During infection, enterohaemorrhagic Escherichia coli (EHEC) takes over the actin cytoskeleton of eukaryotic cells by injecting the EspF(U) protein into the host cytoplasm. EspF(U) controls actin by activating members of the Wiskott-Aldrich syndrome protein (WASP) family. Here we show that EspF(U) binds to the autoinhibitory GTPase binding domain (GBD) in WASP proteins and displaces it from the activity-bearing VCA domain (for verprolin homology, central hydrophobic and acidic regions). This interaction potently activates WASP and neural (N)-WASP in vitro and induces localized actin assembly in cells. In the solution structure of the GBD-EspF(U) complex, EspF(U) forms an amphipathic helix that binds the GBD, mimicking interactions of the VCA domain in autoinhibited WASP. Thus, EspF(U) activates WASP by competing directly for the VCA binding site on the GBD. This mechanism is distinct from that used by the eukaryotic activators Cdc42 and SH2 domains, which globally destabilize the GBD fold to release the VCA. Such diversity of mechanism in WASP proteins is distinct from other multimodular systems, and may result from the intrinsically unstructured nature of the isolated GBD and VCA elements. The structural incompatibility of the GBD complexes with EspF(U) and Cdc42/SH2, plus high-affinity EspF(U) binding, enable EHEC to hijack the eukaryotic cytoskeletal machinery effectively.

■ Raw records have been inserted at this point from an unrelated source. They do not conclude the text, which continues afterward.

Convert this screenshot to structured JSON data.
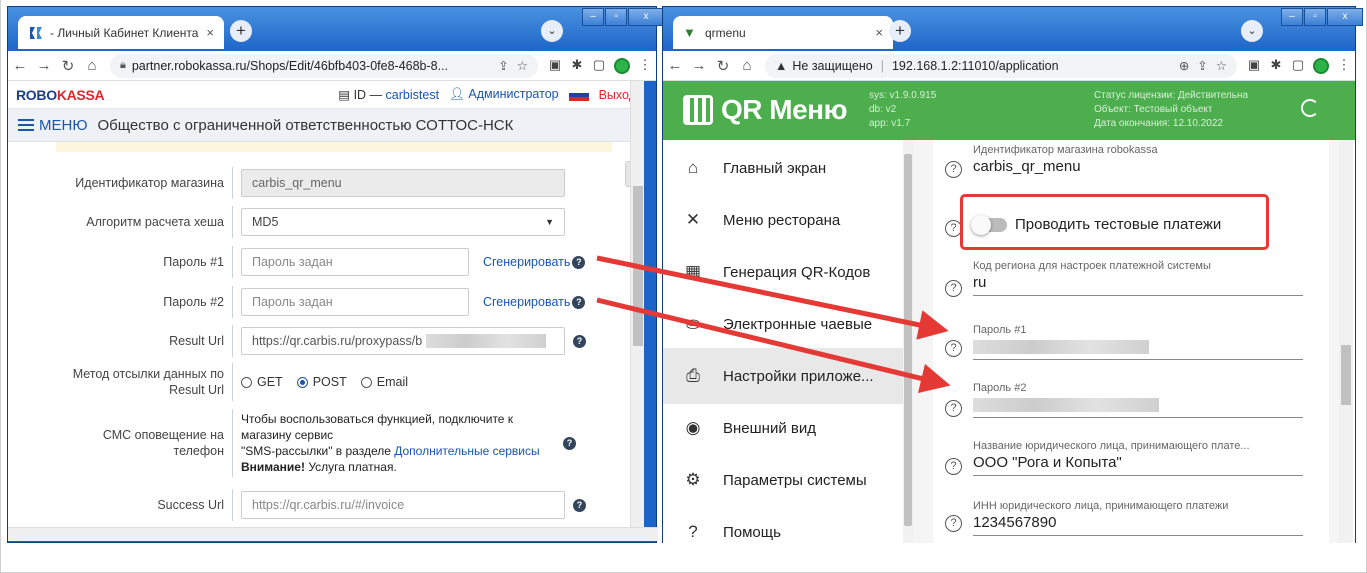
{
  "left_window": {
    "tab_title": "- Личный Кабинет Клиента",
    "url": "partner.robokassa.ru/Shops/Edit/46bfb403-0fe8-468b-8...",
    "header": {
      "logo_part1": "ROBO",
      "logo_part2": "KASSA",
      "id_label": "ID",
      "dash": "—",
      "login": "carbistest",
      "role": "Администратор",
      "exit": "Выход"
    },
    "menu_label": "МЕНЮ",
    "company": "Общество с ограниченной ответственностью СОТТОС-НСК",
    "rows": {
      "shop_id_label": "Идентификатор магазина",
      "shop_id_value": "carbis_qr_menu",
      "hash_label": "Алгоритм расчета хеша",
      "hash_value": "MD5",
      "pwd1_label": "Пароль #1",
      "pwd1_placeholder": "Пароль задан",
      "pwd2_label": "Пароль #2",
      "pwd2_placeholder": "Пароль задан",
      "generate": "Сгенерировать",
      "result_url_label": "Result Url",
      "result_url_value": "https://qr.carbis.ru/proxypass/b",
      "method_label_1": "Метод отсылки данных по",
      "method_label_2": "Result Url",
      "method_options": [
        "GET",
        "POST",
        "Email"
      ],
      "method_selected": "POST",
      "sms_label_1": "СМС оповещение на",
      "sms_label_2": "телефон",
      "sms_text_1": "Чтобы воспользоваться функцией, подключите к",
      "sms_text_2": "магазину сервис",
      "sms_text_3": "\"SMS-рассылки\" в разделе",
      "sms_link": "Дополнительные сервисы",
      "sms_warn_bold": "Внимание!",
      "sms_warn": "Услуга платная.",
      "success_url_label": "Success Url",
      "success_url_value": "https://qr.carbis.ru/#/invoice"
    }
  },
  "right_window": {
    "tab_title": "qrmenu",
    "security": "Не защищено",
    "url": "192.168.1.2:11010/application",
    "app_title": "QR Меню",
    "versions": [
      "sys: v1.9.0.915",
      "db: v2",
      "app: v1.7"
    ],
    "license": [
      "Статус лицензии: Действительна",
      "Объект: Тестовый объект",
      "Дата окончания: 12.10.2022"
    ],
    "menu": [
      {
        "label": "Главный экран",
        "icon": "home-icon",
        "glyph": "⌂"
      },
      {
        "label": "Меню ресторана",
        "icon": "cutlery-icon",
        "glyph": "✕"
      },
      {
        "label": "Генерация QR-Кодов",
        "icon": "qr-icon",
        "glyph": "▦"
      },
      {
        "label": "Электронные чаевые",
        "icon": "tips-icon",
        "glyph": "⛀"
      },
      {
        "label": "Настройки приложе...",
        "icon": "settings-app-icon",
        "glyph": "⎙"
      },
      {
        "label": "Внешний вид",
        "icon": "eye-icon",
        "glyph": "◉"
      },
      {
        "label": "Параметры системы",
        "icon": "gear-icon",
        "glyph": "⚙"
      },
      {
        "label": "Помощь",
        "icon": "help-icon",
        "glyph": "?"
      }
    ],
    "fields": {
      "shop_id_label": "Идентификатор магазина robokassa",
      "shop_id_value": "carbis_qr_menu",
      "test_payments": "Проводить тестовые платежи",
      "region_label": "Код региона для настроек платежной системы",
      "region_value": "ru",
      "pwd1_label": "Пароль #1",
      "pwd2_label": "Пароль #2",
      "legal_name_label": "Название юридического лица, принимающего плате...",
      "legal_name_value": "ООО \"Рога и Копыта\"",
      "inn_label": "ИНН юридического лица, принимающего платежи",
      "inn_value": "1234567890"
    }
  },
  "colors": {
    "accent_blue": "#1a55b0",
    "brand_red": "#e0262b",
    "qr_green": "#4cae4c",
    "arrow_red": "#e53935"
  }
}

Structural mechanism of WASP activation by the enterohaemorrhagic E. coli effector EspF(U).,Cheng HC, Skehan BM, Campellone KG, Leong JM, Rosen MK Nature. 2008 Aug 21;454(7207):1009-13. Epub 2008 Jul 23. PMID:18650809
From MEDLINE®/PubMed®, a database of the U.S. National Library of Medicine.